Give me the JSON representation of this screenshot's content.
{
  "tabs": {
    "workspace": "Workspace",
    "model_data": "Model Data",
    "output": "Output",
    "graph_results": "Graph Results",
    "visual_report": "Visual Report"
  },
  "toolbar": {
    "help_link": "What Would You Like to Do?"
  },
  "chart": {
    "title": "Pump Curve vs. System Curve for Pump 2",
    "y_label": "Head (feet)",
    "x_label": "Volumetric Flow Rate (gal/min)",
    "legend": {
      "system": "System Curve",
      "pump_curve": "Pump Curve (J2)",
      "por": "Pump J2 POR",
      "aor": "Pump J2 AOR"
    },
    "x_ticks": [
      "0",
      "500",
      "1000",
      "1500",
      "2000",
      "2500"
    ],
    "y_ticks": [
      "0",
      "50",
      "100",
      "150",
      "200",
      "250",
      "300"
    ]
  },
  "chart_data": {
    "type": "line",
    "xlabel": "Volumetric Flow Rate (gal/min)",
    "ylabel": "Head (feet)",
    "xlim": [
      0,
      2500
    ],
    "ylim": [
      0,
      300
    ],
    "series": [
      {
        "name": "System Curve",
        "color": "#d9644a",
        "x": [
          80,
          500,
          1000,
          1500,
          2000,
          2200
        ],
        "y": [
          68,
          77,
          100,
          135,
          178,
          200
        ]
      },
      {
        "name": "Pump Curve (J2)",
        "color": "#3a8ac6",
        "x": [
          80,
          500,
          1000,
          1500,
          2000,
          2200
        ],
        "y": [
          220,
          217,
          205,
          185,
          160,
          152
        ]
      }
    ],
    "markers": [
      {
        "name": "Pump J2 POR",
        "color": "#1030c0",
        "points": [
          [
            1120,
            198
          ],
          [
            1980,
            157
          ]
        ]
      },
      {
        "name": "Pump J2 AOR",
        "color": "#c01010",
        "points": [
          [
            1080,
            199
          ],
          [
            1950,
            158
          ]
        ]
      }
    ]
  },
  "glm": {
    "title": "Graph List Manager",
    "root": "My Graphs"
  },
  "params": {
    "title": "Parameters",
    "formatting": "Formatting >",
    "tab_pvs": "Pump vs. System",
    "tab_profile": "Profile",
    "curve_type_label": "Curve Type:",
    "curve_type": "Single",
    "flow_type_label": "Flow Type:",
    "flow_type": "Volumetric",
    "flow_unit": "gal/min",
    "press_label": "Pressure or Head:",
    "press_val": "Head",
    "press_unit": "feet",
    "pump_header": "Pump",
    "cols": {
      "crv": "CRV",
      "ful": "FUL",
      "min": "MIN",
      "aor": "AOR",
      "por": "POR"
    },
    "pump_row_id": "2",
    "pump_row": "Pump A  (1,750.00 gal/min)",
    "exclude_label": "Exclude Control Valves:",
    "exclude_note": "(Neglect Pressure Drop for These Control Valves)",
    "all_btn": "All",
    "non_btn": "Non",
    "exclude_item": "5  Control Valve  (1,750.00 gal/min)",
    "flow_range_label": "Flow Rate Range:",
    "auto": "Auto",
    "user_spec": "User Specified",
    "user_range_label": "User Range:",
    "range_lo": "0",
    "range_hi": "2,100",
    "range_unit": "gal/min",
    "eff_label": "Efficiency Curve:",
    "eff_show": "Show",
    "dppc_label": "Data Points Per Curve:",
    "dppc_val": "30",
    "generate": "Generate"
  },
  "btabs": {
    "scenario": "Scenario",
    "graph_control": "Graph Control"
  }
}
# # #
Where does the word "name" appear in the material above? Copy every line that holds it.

→ **Your solution**
        "name": "System Curve",
        "name": "Pump Curve (J2)",
        "name": "Pump J2 POR",
        "name": "Pump J2 AOR",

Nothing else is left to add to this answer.